▸ What the task requires:
Work through the entries below and show every line in which "caption" is found.

Excerpts from a dataset
§ §

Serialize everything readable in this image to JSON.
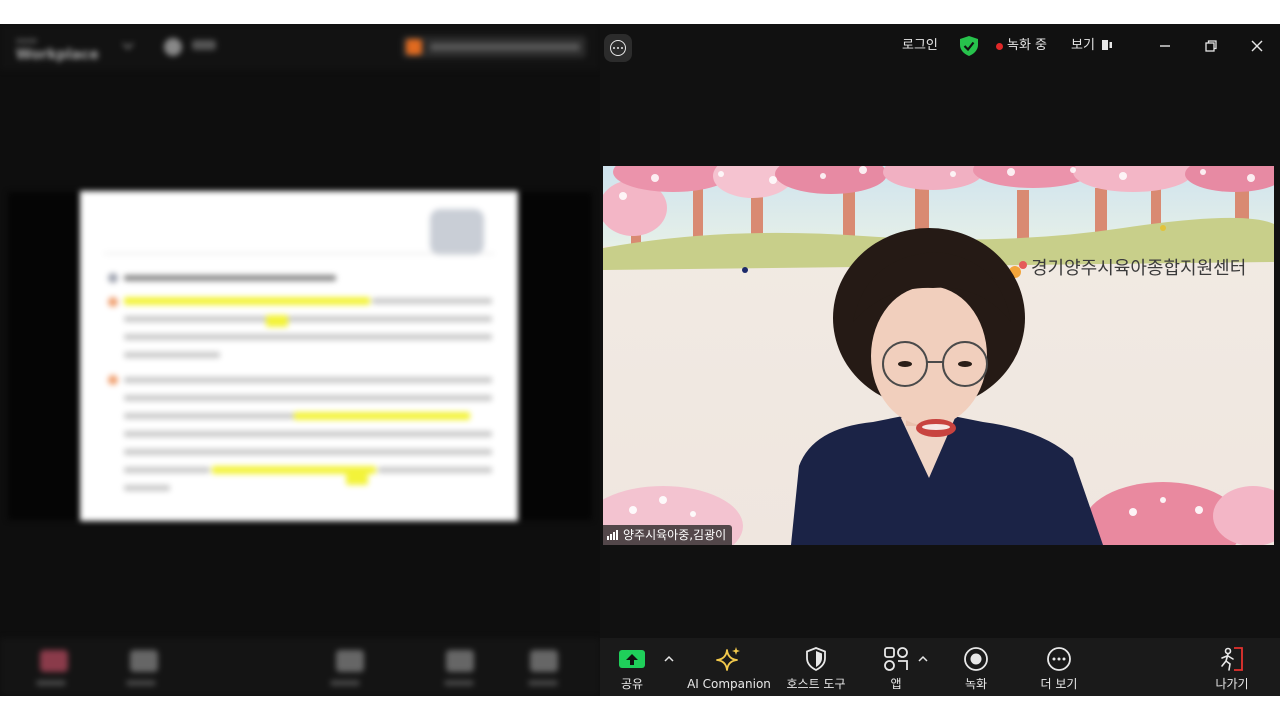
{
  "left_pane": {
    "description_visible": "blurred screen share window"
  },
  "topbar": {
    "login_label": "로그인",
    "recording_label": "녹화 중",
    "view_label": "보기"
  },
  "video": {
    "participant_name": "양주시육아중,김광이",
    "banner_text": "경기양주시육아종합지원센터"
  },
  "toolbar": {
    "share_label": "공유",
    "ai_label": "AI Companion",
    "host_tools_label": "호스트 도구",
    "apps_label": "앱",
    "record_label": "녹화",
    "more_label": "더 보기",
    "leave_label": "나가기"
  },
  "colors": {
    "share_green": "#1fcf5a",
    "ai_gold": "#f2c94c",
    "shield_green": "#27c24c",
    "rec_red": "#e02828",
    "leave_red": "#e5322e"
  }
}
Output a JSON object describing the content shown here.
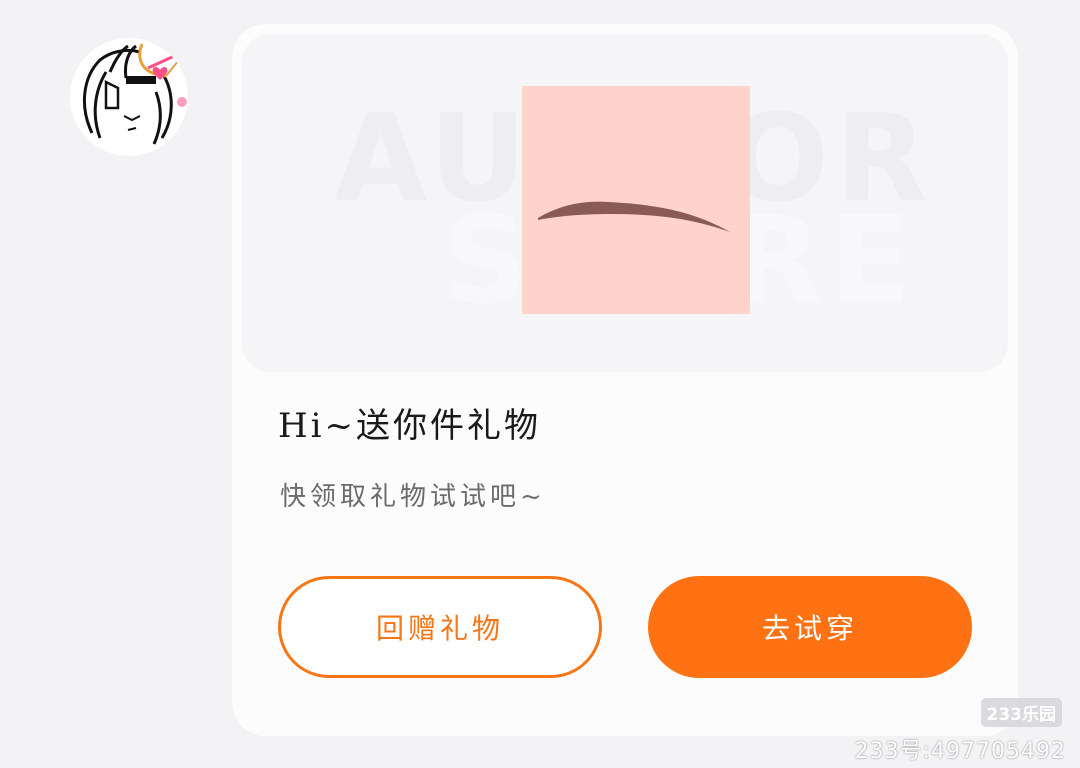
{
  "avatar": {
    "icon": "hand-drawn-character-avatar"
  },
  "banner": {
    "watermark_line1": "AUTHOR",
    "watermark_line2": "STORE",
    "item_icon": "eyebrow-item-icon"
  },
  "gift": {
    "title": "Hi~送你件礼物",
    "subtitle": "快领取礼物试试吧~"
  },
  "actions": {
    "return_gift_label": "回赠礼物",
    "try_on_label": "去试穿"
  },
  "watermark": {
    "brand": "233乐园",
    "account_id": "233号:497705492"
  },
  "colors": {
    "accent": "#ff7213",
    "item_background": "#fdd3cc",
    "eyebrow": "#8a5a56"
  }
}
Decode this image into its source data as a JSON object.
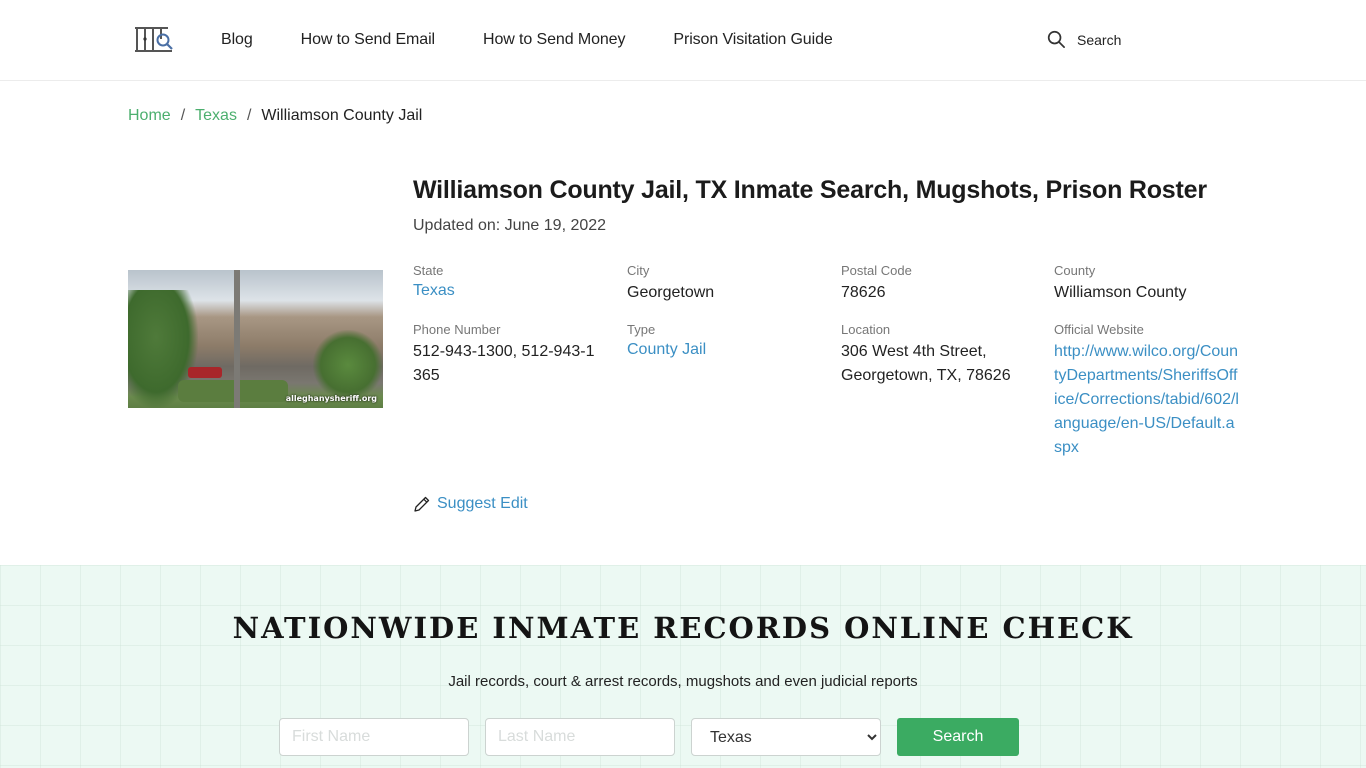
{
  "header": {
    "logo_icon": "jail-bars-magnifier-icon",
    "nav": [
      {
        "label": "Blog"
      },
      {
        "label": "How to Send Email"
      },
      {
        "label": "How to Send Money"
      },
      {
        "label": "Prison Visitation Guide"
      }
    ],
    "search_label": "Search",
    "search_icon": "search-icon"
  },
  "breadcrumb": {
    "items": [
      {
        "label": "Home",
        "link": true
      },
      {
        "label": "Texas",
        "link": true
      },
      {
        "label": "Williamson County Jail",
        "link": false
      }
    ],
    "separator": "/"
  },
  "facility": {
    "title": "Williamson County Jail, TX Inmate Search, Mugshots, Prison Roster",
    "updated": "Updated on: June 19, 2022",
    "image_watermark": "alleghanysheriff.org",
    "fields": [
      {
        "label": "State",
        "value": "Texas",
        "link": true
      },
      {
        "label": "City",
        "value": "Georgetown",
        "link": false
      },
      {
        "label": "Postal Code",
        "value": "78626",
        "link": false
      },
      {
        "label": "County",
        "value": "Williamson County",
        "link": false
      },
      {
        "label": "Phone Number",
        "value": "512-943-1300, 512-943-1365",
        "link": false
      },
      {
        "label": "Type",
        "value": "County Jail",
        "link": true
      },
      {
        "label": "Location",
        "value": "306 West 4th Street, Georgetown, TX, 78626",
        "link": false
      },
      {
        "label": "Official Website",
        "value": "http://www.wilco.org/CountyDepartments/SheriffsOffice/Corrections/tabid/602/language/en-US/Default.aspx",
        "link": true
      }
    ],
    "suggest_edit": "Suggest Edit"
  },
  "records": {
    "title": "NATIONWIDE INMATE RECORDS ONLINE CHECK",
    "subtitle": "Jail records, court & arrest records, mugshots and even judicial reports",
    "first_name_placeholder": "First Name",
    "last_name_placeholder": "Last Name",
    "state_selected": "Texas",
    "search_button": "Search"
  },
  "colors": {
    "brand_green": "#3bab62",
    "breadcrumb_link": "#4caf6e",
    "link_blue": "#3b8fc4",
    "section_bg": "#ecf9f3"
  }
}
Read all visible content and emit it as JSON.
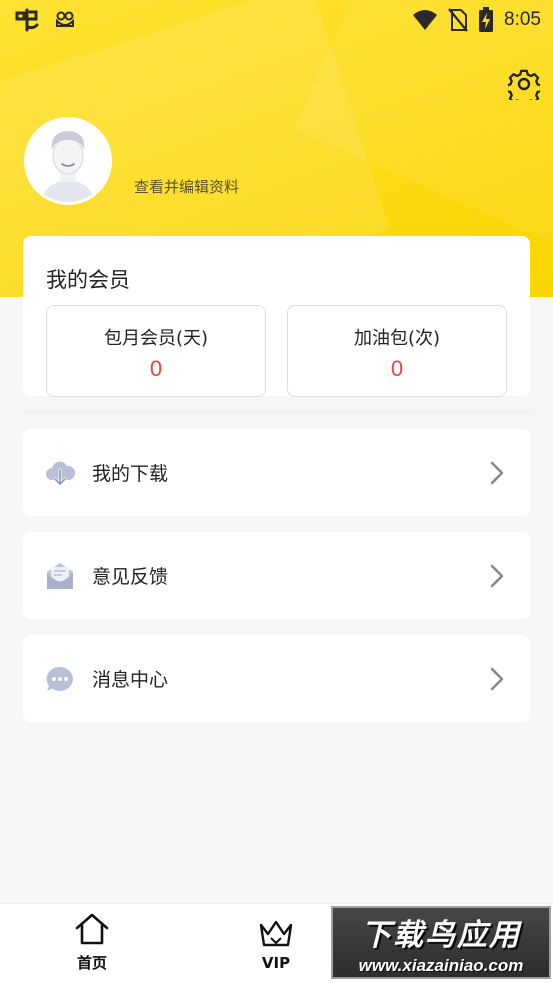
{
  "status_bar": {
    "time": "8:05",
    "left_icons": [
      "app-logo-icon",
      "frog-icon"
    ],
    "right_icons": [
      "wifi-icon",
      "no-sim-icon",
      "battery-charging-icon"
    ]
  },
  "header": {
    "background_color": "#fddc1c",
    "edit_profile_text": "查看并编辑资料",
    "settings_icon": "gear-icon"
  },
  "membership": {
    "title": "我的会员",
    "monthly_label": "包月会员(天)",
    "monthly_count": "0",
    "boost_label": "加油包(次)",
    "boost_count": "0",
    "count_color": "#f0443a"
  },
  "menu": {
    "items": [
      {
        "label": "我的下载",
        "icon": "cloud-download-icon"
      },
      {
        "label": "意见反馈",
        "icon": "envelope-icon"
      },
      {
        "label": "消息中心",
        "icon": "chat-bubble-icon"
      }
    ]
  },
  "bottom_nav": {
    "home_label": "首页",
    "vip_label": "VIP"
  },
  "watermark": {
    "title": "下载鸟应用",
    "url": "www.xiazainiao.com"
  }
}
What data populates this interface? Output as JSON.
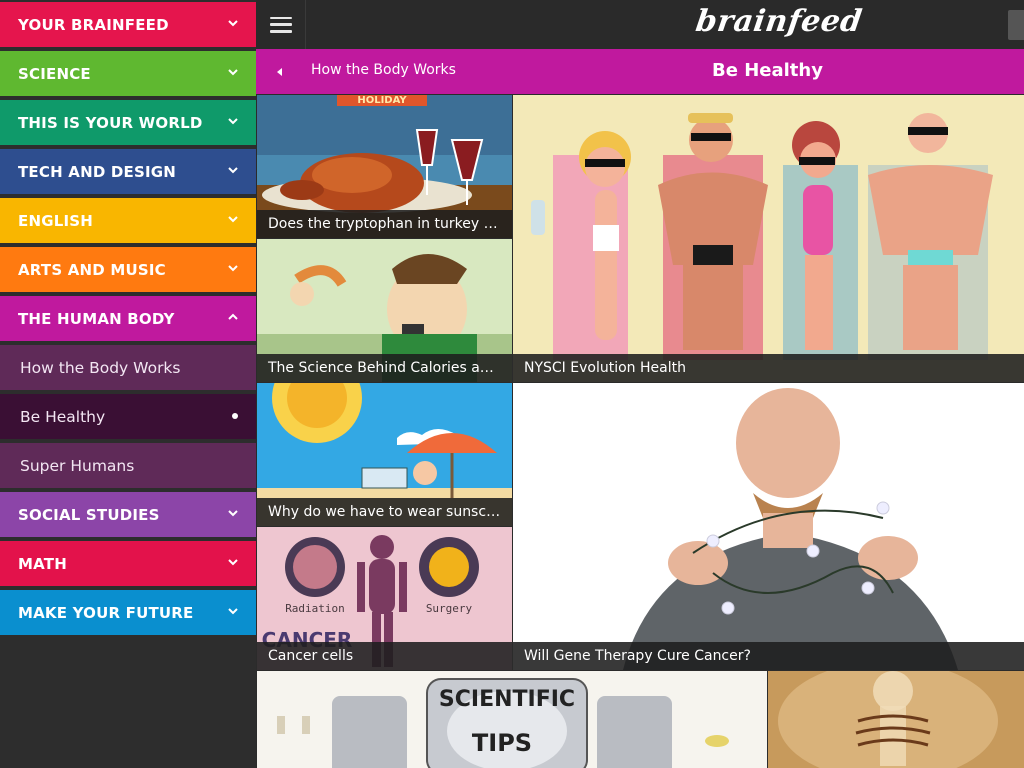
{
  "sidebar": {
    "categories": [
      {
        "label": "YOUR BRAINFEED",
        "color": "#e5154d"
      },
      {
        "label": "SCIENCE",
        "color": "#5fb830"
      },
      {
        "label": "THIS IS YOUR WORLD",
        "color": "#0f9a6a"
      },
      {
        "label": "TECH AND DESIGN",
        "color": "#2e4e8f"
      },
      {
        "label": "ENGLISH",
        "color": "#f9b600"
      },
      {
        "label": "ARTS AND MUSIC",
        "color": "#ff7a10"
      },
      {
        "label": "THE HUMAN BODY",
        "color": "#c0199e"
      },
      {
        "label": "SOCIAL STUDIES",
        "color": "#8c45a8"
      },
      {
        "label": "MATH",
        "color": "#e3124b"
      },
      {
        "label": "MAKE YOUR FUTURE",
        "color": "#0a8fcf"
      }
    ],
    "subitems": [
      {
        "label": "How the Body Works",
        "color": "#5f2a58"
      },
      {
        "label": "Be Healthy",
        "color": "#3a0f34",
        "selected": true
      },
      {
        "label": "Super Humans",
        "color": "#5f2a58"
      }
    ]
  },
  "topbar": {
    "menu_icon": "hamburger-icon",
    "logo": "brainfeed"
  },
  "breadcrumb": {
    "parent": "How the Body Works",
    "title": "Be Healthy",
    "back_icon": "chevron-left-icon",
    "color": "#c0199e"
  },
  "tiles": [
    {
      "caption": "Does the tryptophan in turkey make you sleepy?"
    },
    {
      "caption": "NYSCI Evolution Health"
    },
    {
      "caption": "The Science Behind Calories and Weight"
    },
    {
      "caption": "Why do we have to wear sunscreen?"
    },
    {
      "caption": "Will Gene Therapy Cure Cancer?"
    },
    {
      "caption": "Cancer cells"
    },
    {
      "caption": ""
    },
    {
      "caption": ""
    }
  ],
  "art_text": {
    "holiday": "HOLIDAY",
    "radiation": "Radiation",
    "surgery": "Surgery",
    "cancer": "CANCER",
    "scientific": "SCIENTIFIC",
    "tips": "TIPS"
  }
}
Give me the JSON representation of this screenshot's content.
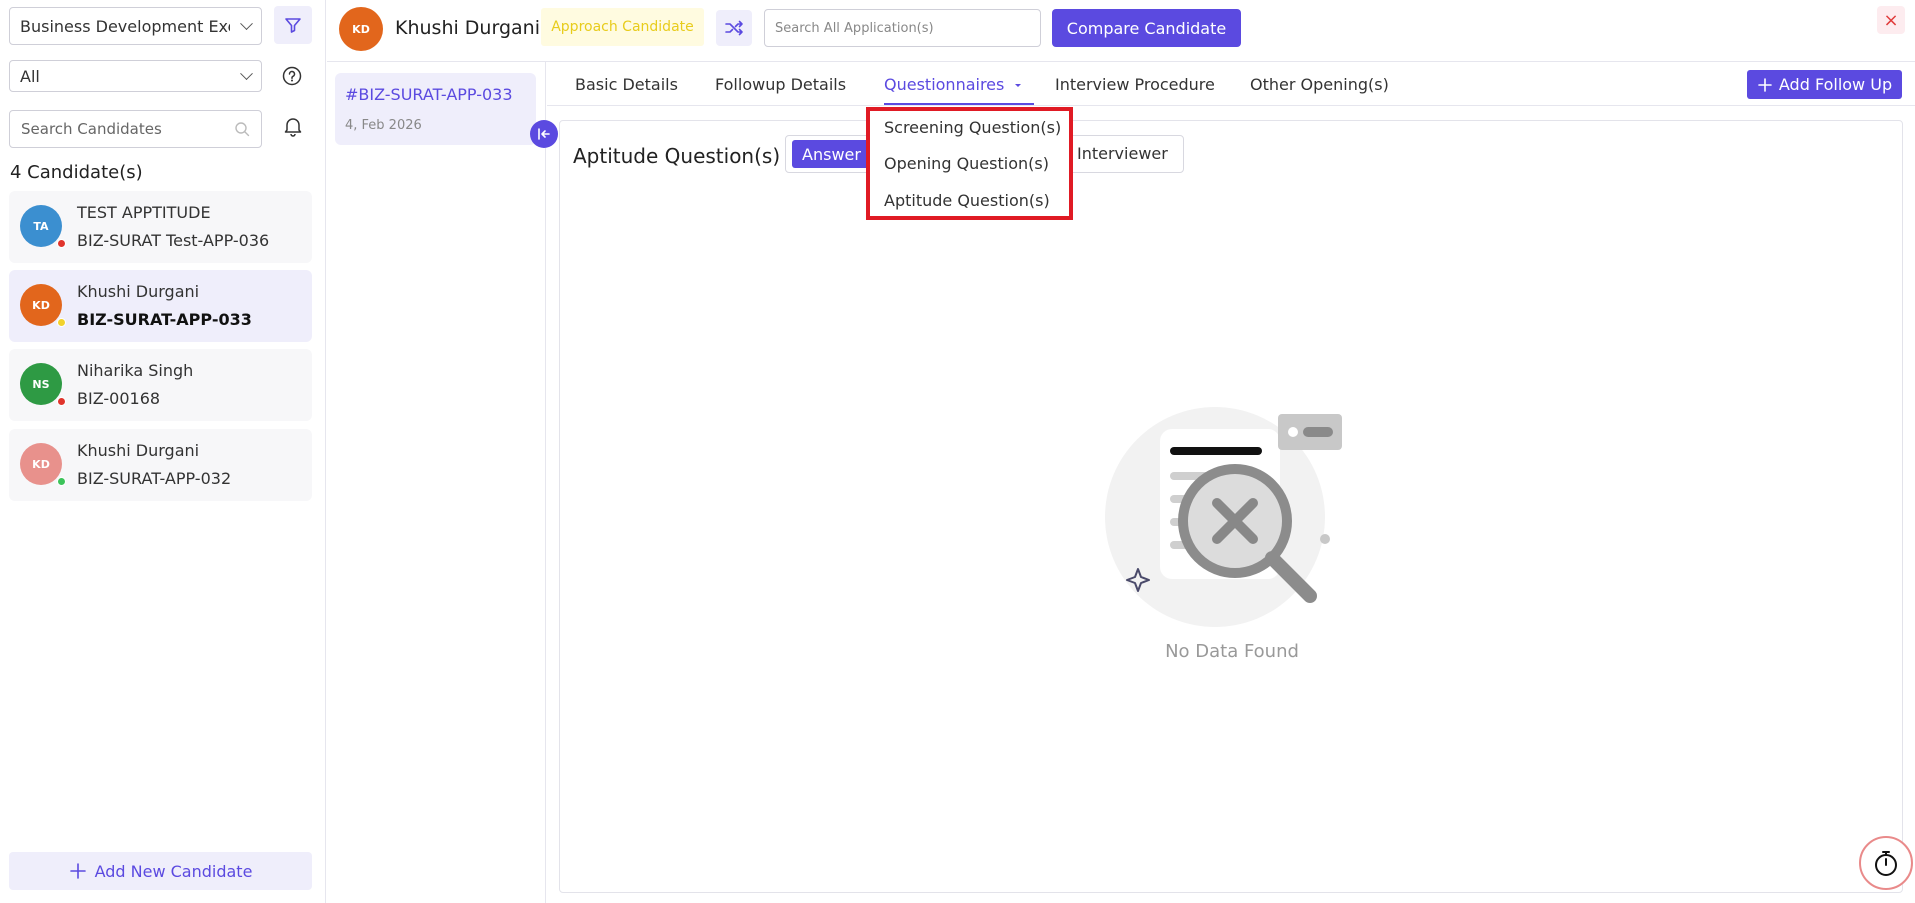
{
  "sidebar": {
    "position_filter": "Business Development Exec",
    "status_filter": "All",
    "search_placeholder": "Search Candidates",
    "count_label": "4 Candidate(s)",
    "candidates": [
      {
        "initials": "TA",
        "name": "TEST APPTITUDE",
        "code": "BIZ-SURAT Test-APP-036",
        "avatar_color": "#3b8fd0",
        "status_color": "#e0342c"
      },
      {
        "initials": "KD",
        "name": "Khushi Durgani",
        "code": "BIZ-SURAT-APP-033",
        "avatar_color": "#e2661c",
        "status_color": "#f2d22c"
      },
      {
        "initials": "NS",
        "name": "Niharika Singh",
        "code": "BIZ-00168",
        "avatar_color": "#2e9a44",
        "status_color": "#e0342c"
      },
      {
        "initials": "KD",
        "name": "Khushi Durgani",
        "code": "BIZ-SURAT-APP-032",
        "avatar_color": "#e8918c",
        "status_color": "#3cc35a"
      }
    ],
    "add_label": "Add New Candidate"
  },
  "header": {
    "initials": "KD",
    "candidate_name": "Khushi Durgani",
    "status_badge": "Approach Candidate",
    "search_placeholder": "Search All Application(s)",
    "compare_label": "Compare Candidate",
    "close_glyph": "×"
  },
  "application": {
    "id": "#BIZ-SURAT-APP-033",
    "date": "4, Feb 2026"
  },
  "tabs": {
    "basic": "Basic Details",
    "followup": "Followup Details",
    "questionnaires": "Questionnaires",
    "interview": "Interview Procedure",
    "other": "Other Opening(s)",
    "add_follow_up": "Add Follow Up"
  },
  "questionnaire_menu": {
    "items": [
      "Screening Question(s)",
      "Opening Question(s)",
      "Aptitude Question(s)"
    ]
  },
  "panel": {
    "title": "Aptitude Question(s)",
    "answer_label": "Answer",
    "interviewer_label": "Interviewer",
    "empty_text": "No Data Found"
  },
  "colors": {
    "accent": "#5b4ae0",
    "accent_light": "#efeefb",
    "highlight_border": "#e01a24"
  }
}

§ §

▸ Result of this exercise:
      "caption": "Does the tryptophan in turkey make you sleepy?"
      "caption": "NYSCI Evolution Health"
      "caption": "The Science Behind Calories and Weight"
      "caption": "Why do we have to wear sunscreen?"
      "caption": "Will Gene Therapy Cure Cancer?"
      "caption": "Cancer cells"
      "caption": ""
      "caption": ""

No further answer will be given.